── DATA FOR ANALYSIS ──
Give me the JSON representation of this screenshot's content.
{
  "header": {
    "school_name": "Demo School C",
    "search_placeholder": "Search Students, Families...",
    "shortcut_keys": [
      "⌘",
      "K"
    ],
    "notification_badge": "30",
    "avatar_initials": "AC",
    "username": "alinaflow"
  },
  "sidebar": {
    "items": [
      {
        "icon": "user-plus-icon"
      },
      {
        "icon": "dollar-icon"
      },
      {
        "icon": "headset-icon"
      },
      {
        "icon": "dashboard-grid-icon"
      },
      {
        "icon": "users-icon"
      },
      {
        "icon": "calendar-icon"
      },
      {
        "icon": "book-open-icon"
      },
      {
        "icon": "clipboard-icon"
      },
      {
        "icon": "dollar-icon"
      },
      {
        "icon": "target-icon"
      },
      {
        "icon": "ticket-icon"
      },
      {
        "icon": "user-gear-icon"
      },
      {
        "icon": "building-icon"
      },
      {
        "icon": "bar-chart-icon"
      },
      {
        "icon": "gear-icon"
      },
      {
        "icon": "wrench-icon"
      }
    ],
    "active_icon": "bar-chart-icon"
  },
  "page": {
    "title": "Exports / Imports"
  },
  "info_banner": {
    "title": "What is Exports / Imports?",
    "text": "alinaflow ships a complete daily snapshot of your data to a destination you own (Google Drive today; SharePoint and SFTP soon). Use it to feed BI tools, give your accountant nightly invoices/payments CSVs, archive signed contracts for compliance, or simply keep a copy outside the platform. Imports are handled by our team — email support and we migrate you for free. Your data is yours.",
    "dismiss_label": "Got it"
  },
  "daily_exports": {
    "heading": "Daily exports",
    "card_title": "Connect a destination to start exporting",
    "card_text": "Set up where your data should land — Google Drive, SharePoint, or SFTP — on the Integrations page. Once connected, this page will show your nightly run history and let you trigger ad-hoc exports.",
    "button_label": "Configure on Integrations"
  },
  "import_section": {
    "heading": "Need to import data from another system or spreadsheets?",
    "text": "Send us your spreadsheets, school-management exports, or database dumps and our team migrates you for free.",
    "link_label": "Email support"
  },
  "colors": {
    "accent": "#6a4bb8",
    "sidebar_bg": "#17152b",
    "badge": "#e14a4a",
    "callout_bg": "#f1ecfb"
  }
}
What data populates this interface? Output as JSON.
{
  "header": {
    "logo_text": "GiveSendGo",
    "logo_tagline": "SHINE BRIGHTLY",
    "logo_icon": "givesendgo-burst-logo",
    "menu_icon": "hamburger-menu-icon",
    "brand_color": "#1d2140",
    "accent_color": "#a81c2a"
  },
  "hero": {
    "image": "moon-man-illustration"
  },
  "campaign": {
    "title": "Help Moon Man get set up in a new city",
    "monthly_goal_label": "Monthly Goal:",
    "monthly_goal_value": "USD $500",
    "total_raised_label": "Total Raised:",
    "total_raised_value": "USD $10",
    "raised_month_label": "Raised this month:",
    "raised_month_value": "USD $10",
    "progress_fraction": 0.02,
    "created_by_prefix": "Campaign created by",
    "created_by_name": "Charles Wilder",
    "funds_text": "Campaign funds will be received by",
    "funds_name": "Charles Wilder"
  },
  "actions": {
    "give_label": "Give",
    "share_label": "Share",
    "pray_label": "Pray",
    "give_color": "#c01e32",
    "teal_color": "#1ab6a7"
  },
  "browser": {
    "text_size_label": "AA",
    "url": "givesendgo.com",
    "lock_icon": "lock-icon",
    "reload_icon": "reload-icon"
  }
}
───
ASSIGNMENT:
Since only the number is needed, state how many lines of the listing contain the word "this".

WRITTEN ANSWER:
4